• [Requirement] Look through the lines below for the word "Elige", and copy every line that has it.

▼▼▼

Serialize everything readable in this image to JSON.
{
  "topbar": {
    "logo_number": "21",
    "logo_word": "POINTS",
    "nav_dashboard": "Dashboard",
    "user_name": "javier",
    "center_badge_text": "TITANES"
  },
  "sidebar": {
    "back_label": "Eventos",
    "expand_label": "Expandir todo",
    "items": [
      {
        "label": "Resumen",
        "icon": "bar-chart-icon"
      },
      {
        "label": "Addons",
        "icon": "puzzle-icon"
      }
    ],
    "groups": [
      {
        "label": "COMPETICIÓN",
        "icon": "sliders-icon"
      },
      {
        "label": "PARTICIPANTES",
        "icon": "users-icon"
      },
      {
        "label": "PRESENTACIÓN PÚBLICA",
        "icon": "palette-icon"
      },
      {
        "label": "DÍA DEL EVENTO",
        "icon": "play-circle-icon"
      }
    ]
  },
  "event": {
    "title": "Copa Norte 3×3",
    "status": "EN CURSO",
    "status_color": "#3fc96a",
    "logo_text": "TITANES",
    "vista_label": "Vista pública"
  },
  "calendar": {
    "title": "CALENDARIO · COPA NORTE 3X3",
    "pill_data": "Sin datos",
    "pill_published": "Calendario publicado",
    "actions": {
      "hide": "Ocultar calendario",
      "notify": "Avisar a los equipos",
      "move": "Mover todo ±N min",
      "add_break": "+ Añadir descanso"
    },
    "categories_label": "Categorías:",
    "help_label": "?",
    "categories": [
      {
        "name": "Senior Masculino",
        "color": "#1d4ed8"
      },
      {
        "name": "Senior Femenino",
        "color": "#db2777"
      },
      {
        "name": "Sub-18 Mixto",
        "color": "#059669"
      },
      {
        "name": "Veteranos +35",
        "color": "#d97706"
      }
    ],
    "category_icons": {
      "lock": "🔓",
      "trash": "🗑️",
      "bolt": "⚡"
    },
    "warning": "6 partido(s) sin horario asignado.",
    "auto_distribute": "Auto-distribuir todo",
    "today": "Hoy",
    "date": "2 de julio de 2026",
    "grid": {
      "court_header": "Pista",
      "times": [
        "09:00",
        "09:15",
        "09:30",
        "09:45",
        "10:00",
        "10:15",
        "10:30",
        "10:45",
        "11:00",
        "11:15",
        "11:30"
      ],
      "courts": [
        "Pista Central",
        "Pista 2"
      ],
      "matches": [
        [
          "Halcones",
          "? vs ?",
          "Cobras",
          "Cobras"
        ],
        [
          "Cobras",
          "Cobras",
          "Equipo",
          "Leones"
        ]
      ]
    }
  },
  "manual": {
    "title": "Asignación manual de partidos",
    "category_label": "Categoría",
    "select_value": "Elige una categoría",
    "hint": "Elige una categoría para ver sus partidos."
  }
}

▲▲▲

• [Answer to this exercise]
    "select_value": "Elige una categoría",
    "hint": "Elige una categoría para ver sus partidos."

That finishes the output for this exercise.